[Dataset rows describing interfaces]
== Segment start ==

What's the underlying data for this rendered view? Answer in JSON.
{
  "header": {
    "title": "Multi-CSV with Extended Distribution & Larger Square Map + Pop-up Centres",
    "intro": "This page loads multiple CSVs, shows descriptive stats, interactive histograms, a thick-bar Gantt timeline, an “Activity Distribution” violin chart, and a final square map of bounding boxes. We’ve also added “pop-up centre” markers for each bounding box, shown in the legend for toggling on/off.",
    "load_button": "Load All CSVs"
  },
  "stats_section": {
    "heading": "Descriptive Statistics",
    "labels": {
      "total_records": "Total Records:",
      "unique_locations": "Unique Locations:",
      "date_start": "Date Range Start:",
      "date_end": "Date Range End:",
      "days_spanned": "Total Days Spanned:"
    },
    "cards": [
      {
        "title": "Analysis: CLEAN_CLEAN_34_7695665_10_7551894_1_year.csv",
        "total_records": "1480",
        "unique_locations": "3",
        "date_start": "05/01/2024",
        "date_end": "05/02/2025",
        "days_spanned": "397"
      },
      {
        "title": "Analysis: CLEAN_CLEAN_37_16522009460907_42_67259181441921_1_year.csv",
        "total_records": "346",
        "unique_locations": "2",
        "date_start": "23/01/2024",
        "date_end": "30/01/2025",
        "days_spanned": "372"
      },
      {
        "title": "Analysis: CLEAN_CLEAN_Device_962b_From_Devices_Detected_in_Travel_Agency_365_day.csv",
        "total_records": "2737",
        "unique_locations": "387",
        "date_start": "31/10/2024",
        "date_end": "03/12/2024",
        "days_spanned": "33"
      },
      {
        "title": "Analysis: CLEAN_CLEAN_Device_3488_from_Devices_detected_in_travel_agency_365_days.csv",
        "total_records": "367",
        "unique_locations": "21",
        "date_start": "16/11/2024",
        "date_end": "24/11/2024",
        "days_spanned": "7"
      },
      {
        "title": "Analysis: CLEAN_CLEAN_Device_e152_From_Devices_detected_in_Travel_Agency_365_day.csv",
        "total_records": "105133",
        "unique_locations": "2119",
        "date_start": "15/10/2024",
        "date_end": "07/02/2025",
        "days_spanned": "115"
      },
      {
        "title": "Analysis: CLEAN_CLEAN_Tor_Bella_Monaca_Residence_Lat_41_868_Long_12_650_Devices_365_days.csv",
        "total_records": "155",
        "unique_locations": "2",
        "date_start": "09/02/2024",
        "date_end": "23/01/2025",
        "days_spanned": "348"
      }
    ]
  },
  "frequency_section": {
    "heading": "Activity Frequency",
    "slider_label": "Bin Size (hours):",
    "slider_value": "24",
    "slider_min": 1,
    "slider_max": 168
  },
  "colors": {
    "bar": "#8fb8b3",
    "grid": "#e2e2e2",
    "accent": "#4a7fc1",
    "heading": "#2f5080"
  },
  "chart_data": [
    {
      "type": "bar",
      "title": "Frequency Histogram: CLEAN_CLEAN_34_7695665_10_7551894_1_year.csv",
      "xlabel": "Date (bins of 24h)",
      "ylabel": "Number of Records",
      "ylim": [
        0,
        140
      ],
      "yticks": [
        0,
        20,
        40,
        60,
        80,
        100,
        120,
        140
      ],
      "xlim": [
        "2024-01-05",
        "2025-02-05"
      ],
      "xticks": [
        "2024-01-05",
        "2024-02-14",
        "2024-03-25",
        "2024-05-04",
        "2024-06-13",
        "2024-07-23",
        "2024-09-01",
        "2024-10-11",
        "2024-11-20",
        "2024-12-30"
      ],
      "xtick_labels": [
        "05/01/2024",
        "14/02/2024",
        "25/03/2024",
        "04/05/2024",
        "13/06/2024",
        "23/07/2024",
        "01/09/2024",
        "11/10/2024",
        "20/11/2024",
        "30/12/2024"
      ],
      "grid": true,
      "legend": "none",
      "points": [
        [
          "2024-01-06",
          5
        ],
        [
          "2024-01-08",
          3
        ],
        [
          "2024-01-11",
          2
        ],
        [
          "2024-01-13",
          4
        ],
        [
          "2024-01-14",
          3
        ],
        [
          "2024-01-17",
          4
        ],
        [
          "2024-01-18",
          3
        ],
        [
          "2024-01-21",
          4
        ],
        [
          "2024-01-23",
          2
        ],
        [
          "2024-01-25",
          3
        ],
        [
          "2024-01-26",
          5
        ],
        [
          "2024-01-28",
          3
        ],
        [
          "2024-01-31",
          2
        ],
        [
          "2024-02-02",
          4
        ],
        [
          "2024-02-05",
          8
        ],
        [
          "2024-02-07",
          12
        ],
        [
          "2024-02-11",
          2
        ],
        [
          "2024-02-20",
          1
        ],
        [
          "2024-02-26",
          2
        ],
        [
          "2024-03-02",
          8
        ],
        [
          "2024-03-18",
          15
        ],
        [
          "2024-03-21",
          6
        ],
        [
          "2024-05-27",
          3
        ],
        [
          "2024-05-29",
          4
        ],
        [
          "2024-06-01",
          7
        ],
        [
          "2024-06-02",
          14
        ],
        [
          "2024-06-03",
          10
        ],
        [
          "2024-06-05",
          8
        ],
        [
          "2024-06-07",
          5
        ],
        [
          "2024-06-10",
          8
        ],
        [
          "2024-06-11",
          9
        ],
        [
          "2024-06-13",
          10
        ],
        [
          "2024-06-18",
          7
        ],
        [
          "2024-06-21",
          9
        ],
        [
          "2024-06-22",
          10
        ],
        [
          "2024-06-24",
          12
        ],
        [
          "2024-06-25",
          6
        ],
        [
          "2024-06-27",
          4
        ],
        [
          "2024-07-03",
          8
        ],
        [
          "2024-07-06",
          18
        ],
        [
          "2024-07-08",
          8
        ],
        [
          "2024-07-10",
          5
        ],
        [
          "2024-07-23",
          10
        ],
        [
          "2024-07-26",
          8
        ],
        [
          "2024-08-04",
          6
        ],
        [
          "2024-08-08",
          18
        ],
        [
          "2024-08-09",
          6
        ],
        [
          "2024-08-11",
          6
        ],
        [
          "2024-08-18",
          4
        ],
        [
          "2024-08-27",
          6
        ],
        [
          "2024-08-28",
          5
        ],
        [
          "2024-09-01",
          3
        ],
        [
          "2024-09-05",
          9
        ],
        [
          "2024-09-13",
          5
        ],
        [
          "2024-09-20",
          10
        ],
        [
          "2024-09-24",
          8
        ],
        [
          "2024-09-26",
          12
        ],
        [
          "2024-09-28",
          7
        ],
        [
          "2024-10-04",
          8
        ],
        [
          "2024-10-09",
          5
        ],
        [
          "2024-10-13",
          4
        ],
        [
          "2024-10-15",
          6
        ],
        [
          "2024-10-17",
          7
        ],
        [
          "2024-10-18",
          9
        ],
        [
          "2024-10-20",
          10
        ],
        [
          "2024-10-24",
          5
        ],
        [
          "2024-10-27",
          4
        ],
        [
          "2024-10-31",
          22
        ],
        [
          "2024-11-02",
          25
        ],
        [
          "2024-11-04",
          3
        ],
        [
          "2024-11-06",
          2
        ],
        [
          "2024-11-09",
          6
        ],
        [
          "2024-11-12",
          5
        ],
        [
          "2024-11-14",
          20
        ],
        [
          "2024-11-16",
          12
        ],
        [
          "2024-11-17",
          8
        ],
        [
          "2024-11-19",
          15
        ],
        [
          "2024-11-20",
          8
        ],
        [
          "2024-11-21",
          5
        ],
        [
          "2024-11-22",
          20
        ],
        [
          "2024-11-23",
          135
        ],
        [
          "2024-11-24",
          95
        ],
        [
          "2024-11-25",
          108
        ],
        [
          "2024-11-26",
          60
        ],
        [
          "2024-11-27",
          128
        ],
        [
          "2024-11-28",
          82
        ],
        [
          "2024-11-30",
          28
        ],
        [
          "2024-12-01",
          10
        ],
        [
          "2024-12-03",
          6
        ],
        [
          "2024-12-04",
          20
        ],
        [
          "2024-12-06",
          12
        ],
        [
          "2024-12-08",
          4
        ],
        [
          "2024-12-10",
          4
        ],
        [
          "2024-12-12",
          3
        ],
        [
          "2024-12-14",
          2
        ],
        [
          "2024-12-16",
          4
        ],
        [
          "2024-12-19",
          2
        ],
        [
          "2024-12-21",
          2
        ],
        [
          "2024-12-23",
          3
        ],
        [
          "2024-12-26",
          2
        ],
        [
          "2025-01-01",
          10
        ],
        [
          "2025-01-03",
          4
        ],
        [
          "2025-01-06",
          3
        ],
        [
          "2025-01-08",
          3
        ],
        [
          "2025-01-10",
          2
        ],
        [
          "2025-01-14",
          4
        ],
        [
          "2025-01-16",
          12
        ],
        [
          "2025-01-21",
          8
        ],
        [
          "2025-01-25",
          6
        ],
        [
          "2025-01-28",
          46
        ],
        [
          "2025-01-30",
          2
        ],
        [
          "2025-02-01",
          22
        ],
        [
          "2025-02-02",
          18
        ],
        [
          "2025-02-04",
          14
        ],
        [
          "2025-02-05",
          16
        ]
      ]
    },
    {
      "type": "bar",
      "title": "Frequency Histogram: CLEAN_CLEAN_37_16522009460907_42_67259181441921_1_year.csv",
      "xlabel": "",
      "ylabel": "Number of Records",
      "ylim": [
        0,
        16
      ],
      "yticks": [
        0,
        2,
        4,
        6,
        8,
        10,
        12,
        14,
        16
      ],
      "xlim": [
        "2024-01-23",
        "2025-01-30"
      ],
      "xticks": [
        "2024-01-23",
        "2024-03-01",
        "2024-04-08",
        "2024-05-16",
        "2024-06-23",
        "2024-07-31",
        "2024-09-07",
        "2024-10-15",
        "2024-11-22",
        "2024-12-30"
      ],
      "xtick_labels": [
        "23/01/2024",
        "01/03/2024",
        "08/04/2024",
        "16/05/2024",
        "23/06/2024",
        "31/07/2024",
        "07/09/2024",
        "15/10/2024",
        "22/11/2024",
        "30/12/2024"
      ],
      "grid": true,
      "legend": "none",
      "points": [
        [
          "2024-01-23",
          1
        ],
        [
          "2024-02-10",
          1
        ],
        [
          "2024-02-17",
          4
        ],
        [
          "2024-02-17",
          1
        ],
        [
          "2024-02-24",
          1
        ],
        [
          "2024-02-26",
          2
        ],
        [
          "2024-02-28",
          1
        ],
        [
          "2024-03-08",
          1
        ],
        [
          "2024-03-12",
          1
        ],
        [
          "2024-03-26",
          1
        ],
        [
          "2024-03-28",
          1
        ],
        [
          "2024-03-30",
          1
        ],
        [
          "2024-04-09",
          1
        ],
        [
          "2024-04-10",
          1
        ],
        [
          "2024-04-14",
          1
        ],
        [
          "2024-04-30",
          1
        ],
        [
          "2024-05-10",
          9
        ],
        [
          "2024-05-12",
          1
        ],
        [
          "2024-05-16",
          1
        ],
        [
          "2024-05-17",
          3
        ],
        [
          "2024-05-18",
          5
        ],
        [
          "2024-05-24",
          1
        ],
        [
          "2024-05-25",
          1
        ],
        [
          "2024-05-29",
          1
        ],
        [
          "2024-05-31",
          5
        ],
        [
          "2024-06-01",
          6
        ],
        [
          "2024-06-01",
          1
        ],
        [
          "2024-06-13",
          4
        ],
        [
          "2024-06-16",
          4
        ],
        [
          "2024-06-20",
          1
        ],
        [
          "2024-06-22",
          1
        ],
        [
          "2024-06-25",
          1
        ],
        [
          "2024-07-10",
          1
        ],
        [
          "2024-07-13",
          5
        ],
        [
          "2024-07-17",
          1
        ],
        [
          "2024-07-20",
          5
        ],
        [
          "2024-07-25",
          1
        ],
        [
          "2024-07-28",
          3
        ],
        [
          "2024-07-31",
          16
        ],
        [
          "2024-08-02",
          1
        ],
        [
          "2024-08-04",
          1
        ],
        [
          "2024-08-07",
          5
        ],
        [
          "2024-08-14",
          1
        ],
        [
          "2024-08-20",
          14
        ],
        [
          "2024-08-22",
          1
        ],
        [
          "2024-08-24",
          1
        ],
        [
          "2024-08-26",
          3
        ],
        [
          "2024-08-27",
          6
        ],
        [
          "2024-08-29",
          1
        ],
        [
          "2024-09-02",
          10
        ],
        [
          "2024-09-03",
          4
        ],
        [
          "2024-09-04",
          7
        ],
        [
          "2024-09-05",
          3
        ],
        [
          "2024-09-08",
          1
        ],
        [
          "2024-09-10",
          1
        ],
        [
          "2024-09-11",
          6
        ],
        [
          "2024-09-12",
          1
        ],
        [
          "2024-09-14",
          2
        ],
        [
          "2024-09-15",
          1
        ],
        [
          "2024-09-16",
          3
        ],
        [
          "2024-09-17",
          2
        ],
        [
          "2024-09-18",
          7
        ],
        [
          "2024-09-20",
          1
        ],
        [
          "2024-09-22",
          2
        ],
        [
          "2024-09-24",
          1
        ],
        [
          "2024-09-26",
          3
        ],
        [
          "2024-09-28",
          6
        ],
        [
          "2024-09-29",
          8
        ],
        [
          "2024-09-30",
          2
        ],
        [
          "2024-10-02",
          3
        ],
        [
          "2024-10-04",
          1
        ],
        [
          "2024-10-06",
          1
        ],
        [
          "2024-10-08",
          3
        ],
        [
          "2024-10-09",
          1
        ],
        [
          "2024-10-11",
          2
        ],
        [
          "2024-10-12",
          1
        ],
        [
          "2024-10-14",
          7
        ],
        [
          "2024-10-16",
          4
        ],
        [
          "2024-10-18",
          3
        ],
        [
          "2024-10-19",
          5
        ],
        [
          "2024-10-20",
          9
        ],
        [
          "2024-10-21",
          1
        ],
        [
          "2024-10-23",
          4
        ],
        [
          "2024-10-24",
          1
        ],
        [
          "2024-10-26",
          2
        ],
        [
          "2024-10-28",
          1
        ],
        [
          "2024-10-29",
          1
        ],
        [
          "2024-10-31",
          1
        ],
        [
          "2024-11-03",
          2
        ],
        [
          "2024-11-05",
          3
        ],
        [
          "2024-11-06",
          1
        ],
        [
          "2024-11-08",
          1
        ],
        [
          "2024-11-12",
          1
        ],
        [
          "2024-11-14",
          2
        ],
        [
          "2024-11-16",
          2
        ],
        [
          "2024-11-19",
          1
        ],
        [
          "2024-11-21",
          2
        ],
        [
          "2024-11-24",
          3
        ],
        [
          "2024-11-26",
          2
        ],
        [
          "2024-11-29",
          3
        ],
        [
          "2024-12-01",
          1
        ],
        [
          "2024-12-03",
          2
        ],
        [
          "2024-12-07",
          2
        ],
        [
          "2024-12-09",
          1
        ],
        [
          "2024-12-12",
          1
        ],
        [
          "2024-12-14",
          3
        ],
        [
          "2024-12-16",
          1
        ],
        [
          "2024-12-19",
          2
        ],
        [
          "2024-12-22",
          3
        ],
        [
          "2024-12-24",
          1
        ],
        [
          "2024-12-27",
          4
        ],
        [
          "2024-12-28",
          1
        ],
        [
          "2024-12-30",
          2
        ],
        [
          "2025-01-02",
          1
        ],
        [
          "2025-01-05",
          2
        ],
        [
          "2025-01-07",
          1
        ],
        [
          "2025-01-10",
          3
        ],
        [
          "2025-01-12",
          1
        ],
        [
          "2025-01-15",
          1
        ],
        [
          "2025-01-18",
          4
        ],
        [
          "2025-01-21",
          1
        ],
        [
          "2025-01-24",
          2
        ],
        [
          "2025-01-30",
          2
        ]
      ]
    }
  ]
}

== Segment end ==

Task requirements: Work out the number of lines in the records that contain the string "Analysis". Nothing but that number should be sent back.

Task answer: 6